*What you have to do*
Copy out every line of the records in which "username" can be found.

Source data

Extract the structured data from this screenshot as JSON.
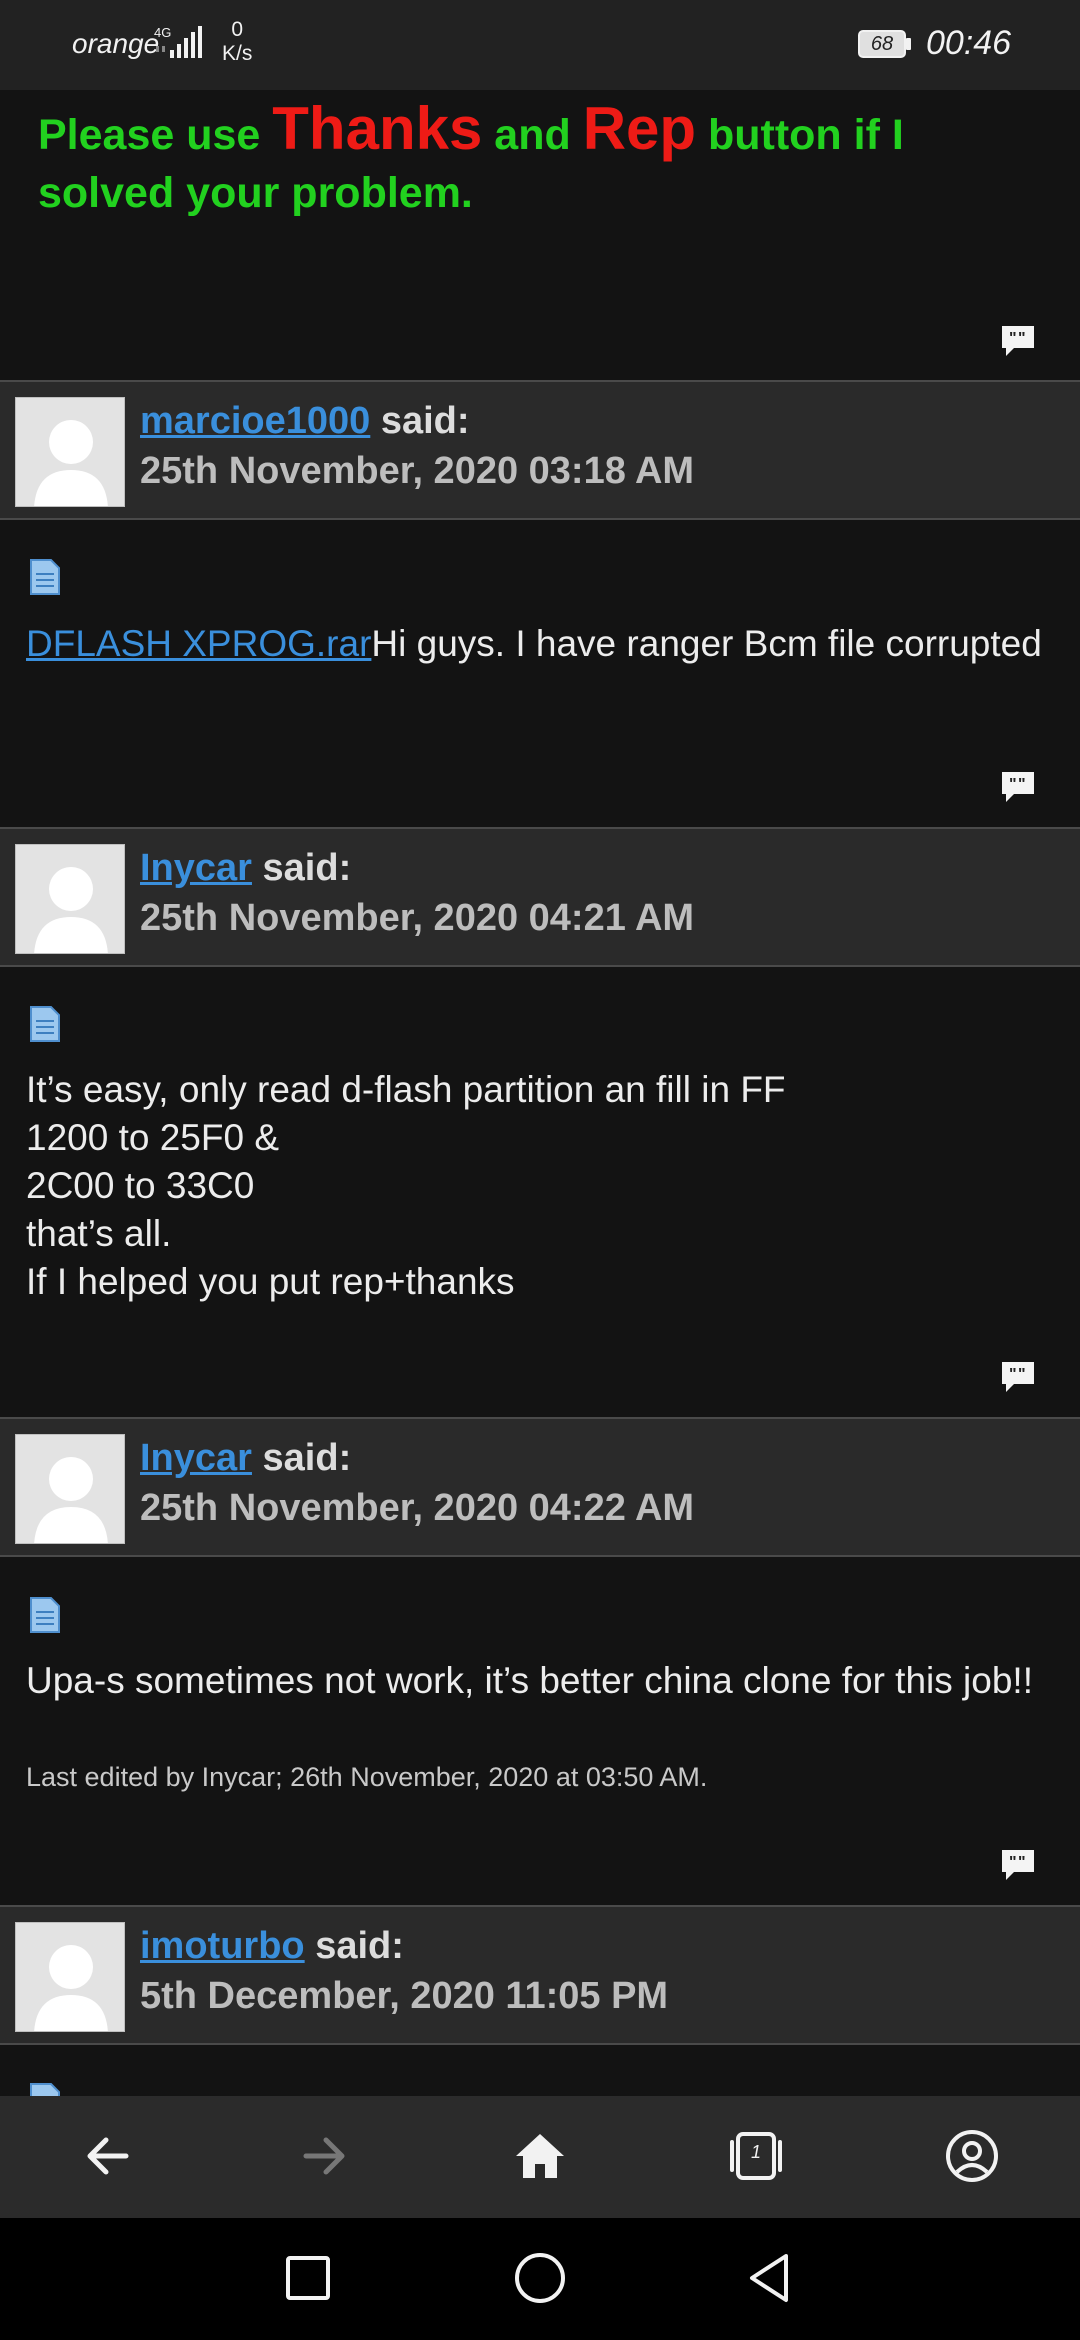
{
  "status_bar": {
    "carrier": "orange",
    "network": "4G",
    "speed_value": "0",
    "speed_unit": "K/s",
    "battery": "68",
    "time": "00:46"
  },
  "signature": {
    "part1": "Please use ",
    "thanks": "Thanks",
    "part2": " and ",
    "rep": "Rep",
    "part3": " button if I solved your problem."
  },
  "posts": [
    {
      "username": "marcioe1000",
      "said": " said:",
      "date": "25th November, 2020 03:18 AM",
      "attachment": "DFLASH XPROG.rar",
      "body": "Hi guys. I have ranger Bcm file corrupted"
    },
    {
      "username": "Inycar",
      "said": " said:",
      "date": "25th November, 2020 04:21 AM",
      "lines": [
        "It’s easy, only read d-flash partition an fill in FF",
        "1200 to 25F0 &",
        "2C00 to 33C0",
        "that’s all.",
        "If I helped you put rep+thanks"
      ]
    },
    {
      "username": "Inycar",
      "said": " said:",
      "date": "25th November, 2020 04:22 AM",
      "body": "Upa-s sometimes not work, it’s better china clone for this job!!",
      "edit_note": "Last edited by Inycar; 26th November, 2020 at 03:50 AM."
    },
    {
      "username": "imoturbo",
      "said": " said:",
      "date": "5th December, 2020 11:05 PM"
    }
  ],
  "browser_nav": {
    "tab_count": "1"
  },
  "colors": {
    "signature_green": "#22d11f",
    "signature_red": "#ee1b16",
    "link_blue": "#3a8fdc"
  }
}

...

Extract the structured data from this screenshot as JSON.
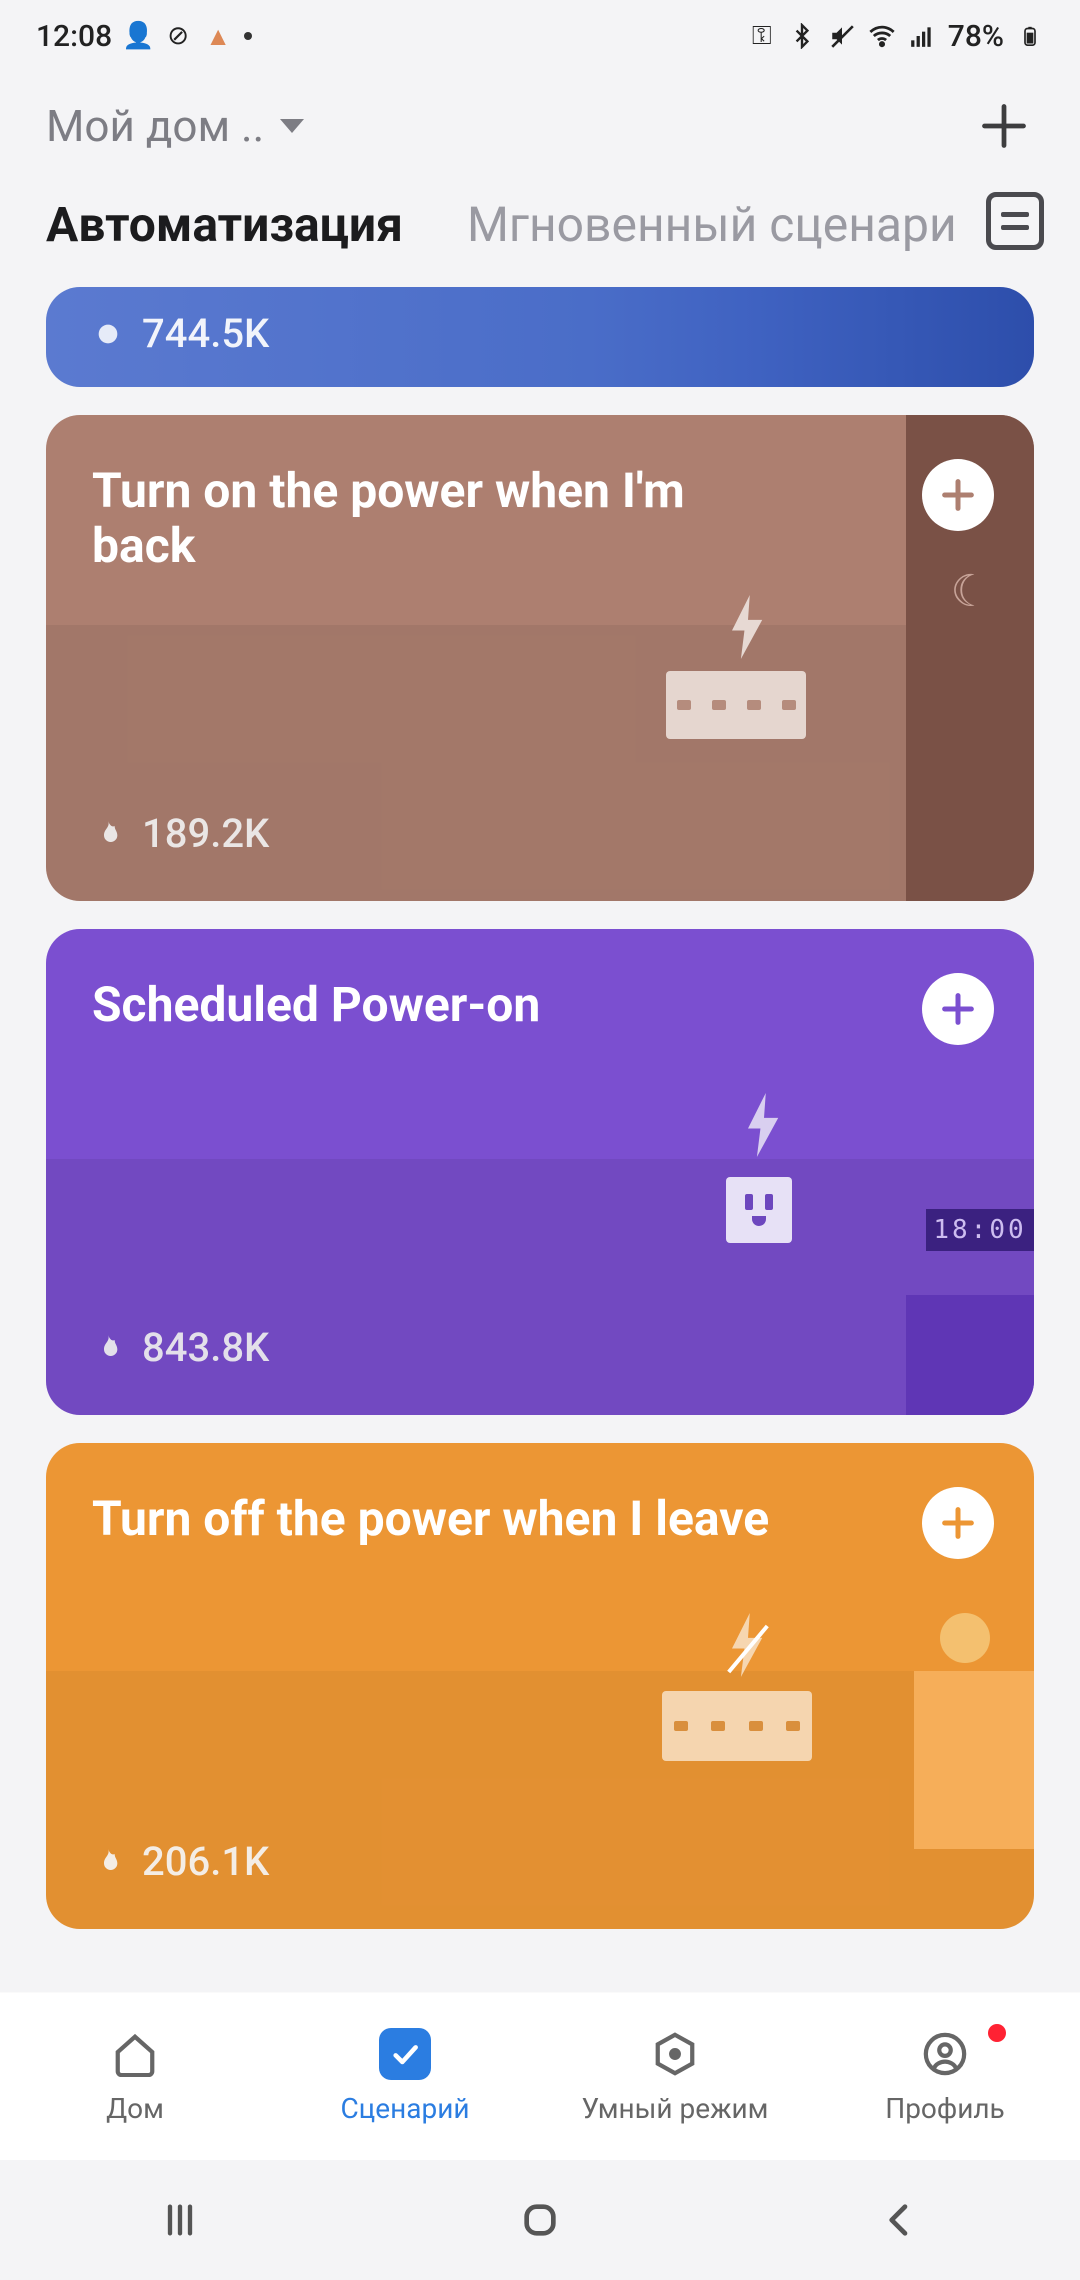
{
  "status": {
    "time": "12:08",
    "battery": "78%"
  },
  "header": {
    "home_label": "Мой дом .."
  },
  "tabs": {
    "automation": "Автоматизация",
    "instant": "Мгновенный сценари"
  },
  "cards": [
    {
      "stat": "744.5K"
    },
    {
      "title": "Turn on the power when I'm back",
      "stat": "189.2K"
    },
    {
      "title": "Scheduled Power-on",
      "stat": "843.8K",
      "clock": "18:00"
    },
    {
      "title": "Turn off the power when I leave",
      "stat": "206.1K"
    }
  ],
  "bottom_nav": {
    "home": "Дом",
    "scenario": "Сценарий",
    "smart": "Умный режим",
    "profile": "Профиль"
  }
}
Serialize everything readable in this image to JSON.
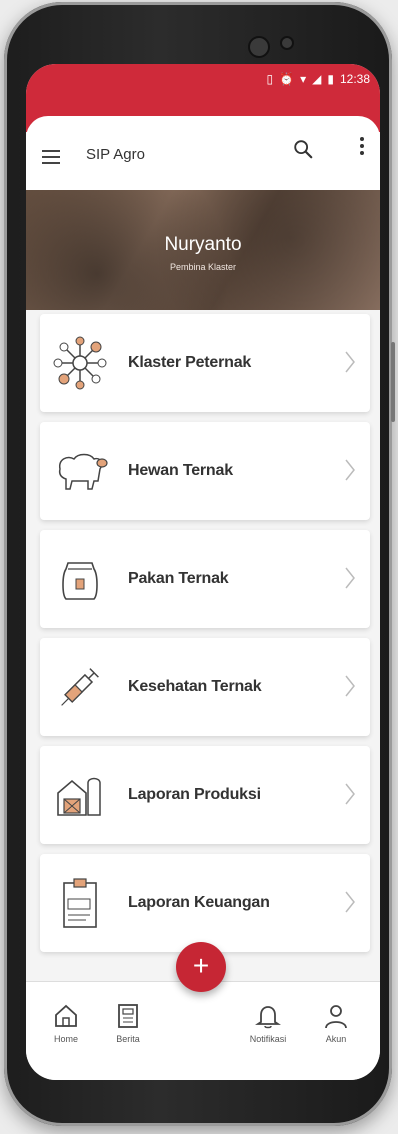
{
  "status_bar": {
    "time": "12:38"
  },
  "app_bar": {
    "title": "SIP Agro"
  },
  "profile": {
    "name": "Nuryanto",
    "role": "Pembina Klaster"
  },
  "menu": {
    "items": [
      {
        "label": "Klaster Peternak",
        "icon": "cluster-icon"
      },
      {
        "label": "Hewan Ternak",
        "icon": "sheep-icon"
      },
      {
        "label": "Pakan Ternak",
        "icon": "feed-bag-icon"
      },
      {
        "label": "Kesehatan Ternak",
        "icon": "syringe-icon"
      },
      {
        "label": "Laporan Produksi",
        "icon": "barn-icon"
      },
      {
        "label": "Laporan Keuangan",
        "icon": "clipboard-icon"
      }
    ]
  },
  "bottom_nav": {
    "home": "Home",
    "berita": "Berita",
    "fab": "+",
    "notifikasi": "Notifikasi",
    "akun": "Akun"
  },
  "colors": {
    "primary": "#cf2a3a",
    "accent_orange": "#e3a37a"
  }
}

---

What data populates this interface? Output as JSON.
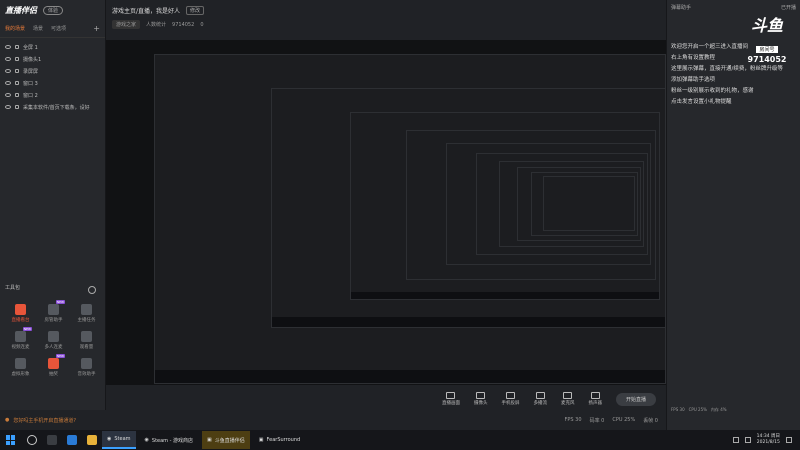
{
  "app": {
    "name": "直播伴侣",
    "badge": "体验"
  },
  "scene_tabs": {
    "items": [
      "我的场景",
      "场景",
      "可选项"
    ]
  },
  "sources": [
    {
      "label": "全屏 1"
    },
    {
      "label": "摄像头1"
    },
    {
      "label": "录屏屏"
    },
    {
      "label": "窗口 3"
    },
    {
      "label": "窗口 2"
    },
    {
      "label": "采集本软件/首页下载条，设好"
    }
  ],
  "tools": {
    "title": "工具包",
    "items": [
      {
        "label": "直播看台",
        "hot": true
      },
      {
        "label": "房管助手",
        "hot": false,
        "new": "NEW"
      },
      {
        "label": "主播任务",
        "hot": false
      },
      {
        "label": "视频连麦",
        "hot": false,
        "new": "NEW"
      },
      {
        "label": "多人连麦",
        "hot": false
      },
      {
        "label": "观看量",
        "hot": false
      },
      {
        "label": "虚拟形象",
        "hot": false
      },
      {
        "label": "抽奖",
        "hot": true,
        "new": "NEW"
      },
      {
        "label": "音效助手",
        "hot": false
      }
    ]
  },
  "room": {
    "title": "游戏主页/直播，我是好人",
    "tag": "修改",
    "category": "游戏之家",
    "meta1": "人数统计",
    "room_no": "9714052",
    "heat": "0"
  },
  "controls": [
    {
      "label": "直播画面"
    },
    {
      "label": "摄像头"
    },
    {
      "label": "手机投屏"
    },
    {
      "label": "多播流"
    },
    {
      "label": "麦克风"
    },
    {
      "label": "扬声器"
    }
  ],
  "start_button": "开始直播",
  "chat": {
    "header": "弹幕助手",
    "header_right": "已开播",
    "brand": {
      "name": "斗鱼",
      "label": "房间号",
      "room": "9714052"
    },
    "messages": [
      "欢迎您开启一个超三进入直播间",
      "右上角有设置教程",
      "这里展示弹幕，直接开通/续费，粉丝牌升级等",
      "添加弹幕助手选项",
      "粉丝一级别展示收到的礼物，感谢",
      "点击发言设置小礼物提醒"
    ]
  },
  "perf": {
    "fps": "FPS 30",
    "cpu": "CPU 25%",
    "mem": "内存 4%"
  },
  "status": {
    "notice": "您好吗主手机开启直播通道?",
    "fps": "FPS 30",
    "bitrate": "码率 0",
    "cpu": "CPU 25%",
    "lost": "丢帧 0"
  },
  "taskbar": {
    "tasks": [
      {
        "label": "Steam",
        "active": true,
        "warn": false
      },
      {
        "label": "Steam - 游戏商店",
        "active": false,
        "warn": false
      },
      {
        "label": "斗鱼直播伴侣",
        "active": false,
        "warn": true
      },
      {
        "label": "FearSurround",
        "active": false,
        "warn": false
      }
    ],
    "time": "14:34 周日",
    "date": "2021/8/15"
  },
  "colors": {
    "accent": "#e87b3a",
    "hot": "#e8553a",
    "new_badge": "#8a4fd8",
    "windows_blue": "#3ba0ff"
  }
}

*Response for this exercise*
      "username": "marcioe1000",
      "username": "Inycar",
      "username": "Inycar",
      "username": "imoturbo",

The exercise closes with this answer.